So, before strapping your youngster in, consider putting something else in the seat to imitate weight and practice riding.
Once you're comfortable, try practicing in a safe location, such as a park or a quiet residential neighborhood, so you and your child can get acclimated to riding before venturing into the road or more difficult routes.
It is advisable not to bike with infants under one year old because they are too young to sit steadily on the seat.
If you must ride with a child with special needs, you should place them in the front seat of your bike for safety reasons so that you can properly care for them. Please remember not to place your infant in a backpack or rear seat in case of an accident that you are not aware of in time.
We recommend that children over two ride in the back seat; putting them in the front can cause the bike to become unstable and block your vision, which may be dangerous.
The preceding measures, such as selecting a suitable seat, wearing a properly fitted helmet, and practicing, are vital to keeping your child safe but don't forget to inspect your e-bike for any safety hazards.
Important considerations include installing protective shielding if your child's seat does not cover their legs. Otherwise, their legs would scrape against the tire, causing serious abrasions and burns.
Also, before riding, check for any other vulnerable components, such as the chain, and make sure they are protected.
When it comes to riding at night, you should also be aware of local laws or ordinances that may affect your ability to do so. You don't want something as simple as a headlight or reflector to get you into trouble with authorities.
Ride during the daylight hours as it is safer, and children will be more visible to other drivers. If you need to ride at night, consider using a headlight and having reflective gear on your bike. Be sure that your child has some light source as well.
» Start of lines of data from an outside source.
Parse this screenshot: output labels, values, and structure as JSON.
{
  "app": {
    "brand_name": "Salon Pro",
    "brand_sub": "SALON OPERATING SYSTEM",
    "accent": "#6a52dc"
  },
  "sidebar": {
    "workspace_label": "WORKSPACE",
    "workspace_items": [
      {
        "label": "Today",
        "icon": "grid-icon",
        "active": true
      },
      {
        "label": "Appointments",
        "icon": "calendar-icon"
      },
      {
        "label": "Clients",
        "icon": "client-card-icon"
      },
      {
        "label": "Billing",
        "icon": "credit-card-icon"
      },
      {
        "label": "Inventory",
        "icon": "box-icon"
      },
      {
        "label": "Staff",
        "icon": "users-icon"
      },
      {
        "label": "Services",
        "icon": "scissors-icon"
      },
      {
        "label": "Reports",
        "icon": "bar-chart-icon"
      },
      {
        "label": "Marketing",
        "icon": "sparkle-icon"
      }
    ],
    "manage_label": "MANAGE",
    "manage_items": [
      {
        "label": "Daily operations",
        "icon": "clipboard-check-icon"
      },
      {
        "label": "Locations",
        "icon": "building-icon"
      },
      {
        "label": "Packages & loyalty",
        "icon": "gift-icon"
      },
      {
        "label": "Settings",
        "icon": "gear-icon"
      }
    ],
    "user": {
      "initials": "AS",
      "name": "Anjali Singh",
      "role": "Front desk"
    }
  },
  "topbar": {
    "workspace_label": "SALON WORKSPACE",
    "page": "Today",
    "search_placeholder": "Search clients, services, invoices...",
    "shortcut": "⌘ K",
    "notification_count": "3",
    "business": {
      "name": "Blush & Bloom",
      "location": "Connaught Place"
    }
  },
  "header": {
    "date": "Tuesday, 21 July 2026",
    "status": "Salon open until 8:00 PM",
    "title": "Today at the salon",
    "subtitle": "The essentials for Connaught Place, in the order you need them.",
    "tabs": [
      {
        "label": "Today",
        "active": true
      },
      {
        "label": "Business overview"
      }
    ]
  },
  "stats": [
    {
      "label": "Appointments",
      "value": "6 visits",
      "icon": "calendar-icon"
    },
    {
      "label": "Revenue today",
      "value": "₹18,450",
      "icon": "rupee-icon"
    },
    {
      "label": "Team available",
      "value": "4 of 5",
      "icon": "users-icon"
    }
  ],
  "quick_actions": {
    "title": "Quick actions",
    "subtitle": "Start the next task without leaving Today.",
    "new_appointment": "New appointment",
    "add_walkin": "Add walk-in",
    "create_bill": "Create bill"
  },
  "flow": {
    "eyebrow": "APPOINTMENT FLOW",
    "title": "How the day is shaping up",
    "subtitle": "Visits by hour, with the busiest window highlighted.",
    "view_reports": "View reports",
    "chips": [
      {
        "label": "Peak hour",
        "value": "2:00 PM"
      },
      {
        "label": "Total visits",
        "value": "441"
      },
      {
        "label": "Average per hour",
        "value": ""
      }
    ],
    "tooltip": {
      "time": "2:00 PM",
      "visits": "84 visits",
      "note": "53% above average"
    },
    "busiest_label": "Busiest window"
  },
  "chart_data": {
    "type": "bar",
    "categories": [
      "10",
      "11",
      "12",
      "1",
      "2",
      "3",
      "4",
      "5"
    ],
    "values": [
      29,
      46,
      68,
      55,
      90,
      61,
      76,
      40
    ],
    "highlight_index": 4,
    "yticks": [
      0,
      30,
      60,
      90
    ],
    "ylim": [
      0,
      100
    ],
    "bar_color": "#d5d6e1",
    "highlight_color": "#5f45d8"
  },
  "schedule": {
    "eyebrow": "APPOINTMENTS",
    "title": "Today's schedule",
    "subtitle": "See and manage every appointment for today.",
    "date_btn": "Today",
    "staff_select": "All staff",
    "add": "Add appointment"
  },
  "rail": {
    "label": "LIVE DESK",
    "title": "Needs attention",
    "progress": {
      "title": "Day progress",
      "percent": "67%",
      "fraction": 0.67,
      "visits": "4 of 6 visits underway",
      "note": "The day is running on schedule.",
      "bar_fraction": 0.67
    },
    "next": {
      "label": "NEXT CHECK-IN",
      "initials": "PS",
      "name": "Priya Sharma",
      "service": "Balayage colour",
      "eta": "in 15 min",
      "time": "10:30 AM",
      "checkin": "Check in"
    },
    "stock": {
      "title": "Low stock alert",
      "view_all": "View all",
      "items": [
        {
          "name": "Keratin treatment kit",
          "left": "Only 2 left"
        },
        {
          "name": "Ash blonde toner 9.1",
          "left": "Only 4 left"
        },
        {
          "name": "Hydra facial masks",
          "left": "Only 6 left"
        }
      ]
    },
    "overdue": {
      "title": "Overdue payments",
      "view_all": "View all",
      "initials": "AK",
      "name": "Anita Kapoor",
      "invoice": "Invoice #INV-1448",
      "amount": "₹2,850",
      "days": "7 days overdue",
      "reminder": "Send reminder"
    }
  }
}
Babies' skin is normally fragile, so if you ride outside for a longer time in the summer or any bright weather, remember to apply sunscreen on your child's skin to avoid sunburn. Do not use adult sunscreen since it may irritate your child's skin.
Take heat stroke measures before leaving, which could be taking enough water and anti-heatstroke medication in an emergency.
Wearing headphones can cause you not to hear what's happening around you, which can be dangerous if your kids try to get your attention or yell out a warning.
In addition, they can make it hard for other cyclists and pedestrians around you to hear you coming, so they might not know how to avoid a collision.
It would help if you also refrained from wearing anything that would impede the view of your face, such as sunglasses when biking with children.
It's easy to lose balance when riding an e-bike with a kid if you have to brake unexpectedly. Always ride with caution and your hands on the brake pedal. You will have better control over your route thanks to the hydraulic disc braking technology employed on e-bikes these days.
The throttle mechanism provides additional power to your pedal travel, increasing speed. This implies you should apply the brakes before approaching a stop sign or zebra crossing. You can prevent a collision by following simple caution when applying your brakes when riding with your kid.
If you want a fantastic cycling adventure with your child, follow our tips. To be clear, we do not encourage riding with children under 12 months. However, please keep them in the front seat and within your sight if you must.
Also, wear a safety helmet and get a comfortable one for your child to help reduce brain injuries in the case of an accident.
Ride more cautiously and find a course with decent road conditions to let your child feel more at ease. Take the appropriate precautions when riding under different weather conditions, and don't allow an emergency to derail your ride.